### PROBLEM DETAILS
Below are the records; collect from them each line containing the string "messages".

:: EXTRACTED INFORMATION

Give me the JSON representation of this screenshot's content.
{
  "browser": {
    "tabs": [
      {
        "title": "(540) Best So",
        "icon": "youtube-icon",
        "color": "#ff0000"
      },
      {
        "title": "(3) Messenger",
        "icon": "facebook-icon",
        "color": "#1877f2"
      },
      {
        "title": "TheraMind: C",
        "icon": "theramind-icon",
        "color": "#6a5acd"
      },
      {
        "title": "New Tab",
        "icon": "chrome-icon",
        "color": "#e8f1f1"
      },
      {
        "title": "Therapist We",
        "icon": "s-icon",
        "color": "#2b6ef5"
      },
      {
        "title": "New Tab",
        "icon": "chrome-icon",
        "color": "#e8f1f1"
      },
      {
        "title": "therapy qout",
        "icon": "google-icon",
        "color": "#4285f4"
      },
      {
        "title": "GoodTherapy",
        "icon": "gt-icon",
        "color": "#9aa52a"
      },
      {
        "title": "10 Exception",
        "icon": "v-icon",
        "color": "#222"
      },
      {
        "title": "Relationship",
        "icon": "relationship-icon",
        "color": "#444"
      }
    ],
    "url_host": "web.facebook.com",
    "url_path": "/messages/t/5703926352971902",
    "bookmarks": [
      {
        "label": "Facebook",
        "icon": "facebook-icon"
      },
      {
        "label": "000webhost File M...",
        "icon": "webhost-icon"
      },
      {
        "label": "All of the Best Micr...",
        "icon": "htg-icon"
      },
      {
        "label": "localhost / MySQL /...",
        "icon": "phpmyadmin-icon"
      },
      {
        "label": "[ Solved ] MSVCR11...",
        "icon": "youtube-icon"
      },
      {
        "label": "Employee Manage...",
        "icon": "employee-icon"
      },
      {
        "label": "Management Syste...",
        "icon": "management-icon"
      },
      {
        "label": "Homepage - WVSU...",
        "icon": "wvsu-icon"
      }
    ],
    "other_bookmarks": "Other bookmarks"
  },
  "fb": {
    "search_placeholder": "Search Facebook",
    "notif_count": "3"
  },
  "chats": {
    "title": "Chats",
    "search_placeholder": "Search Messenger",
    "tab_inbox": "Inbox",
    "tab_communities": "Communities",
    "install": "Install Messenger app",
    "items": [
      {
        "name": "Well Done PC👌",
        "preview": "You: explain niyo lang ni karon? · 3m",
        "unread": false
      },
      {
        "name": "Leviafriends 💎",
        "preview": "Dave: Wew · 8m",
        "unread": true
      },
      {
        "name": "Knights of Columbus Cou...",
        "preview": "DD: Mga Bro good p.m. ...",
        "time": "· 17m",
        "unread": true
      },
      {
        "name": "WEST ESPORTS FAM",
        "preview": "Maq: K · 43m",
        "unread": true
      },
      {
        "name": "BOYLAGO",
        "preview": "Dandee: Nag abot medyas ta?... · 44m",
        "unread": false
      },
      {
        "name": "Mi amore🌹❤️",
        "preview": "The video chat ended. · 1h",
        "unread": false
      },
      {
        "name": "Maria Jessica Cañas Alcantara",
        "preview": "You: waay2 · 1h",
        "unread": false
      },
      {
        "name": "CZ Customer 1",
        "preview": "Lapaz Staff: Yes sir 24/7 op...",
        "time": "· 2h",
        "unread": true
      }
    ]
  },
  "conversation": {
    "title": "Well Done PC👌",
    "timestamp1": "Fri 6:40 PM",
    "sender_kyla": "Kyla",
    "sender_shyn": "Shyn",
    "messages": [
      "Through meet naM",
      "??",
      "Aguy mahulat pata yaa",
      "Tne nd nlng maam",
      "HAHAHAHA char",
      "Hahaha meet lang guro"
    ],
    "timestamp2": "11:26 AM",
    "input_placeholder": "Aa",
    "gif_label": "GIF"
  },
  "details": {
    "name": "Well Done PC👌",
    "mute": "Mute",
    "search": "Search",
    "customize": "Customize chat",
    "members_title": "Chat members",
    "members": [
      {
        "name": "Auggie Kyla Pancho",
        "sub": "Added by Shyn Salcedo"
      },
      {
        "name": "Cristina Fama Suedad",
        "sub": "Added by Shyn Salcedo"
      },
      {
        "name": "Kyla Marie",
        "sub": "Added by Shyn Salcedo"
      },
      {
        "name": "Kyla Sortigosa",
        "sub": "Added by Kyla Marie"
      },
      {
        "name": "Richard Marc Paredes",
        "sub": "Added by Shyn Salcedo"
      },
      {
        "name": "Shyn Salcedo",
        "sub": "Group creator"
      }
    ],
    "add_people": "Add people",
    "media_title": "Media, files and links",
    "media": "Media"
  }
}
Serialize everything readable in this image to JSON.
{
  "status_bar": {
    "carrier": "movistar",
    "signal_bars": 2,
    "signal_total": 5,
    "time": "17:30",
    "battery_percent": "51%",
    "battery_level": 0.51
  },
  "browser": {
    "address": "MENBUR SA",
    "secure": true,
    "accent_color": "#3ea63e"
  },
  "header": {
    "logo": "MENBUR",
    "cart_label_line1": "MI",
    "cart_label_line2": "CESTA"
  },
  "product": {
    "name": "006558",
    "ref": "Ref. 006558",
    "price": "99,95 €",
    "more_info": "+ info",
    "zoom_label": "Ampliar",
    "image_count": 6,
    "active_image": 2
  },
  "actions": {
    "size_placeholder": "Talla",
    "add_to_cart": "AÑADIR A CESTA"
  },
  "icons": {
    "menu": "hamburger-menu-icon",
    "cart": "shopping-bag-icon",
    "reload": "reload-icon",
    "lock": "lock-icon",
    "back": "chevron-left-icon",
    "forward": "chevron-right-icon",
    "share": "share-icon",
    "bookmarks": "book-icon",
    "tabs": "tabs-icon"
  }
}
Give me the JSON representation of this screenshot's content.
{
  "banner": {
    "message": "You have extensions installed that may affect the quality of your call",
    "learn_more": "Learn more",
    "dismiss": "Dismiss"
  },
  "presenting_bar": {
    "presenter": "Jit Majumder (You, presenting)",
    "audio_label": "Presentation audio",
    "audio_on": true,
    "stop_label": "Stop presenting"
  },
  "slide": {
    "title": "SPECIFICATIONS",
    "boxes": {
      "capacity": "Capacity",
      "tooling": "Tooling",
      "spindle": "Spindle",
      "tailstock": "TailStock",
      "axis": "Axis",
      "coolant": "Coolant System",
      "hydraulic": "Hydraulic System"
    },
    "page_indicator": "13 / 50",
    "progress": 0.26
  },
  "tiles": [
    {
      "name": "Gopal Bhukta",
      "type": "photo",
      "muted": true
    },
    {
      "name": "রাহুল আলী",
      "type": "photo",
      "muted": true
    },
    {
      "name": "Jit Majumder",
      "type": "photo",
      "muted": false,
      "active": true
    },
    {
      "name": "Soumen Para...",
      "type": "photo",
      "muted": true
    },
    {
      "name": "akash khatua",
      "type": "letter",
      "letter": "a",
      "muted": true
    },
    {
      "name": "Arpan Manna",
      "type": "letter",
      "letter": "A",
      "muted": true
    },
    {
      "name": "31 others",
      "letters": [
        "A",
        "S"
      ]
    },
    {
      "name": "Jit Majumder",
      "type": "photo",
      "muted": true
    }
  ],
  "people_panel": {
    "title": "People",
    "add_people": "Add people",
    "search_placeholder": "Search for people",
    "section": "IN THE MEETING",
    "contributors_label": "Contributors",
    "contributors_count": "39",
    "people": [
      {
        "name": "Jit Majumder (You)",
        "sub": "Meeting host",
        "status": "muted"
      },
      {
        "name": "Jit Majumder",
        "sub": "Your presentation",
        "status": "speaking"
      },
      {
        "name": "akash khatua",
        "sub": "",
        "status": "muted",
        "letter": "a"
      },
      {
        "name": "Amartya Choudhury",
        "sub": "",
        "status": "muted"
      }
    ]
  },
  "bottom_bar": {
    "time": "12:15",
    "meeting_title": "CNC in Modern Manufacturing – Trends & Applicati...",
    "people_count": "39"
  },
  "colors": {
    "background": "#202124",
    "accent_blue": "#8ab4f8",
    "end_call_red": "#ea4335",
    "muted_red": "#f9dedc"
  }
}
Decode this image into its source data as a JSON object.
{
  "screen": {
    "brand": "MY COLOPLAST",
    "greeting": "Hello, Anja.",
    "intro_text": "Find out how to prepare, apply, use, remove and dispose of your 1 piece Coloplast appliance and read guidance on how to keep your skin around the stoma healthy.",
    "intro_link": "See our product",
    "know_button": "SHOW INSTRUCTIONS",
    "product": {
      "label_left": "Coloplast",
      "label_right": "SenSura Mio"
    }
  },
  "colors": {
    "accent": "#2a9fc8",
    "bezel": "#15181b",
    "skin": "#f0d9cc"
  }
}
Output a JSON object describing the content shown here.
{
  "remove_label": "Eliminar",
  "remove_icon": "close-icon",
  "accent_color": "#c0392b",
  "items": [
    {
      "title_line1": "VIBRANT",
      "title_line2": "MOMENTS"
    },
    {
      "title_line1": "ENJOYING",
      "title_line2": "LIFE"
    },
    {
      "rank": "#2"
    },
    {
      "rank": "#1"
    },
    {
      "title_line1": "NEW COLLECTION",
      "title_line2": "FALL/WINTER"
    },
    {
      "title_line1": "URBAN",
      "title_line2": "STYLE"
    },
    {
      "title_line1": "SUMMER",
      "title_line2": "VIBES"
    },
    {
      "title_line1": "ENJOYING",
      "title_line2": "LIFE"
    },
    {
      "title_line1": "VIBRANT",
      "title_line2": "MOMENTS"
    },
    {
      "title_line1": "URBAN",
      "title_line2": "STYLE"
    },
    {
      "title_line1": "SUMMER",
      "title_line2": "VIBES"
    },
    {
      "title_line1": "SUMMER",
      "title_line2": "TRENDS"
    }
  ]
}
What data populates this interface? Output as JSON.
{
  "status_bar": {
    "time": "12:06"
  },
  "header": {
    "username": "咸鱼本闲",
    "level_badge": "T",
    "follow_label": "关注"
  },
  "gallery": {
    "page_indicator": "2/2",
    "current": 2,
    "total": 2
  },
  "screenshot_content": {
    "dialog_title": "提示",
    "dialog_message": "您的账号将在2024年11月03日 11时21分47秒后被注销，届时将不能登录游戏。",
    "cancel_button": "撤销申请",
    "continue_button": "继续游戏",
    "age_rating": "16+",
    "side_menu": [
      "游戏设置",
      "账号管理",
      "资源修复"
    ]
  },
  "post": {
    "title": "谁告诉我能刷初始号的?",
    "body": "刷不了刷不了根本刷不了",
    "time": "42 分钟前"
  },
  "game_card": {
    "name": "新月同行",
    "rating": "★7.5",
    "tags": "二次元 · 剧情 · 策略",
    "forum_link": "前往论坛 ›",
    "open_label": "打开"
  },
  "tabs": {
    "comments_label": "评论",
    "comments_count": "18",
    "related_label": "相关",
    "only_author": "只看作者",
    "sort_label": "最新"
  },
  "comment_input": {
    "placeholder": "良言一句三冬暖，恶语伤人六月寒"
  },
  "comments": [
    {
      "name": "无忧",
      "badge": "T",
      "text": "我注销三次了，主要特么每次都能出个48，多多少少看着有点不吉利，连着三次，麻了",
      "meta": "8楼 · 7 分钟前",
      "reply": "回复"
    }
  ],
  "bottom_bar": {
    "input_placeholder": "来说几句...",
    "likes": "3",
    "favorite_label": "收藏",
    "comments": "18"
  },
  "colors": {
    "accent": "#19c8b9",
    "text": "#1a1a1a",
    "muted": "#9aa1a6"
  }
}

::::

### OUTPUT FOR THIS TASK
    "url_path": "/messages/t/5703926352971902",
    "messages": [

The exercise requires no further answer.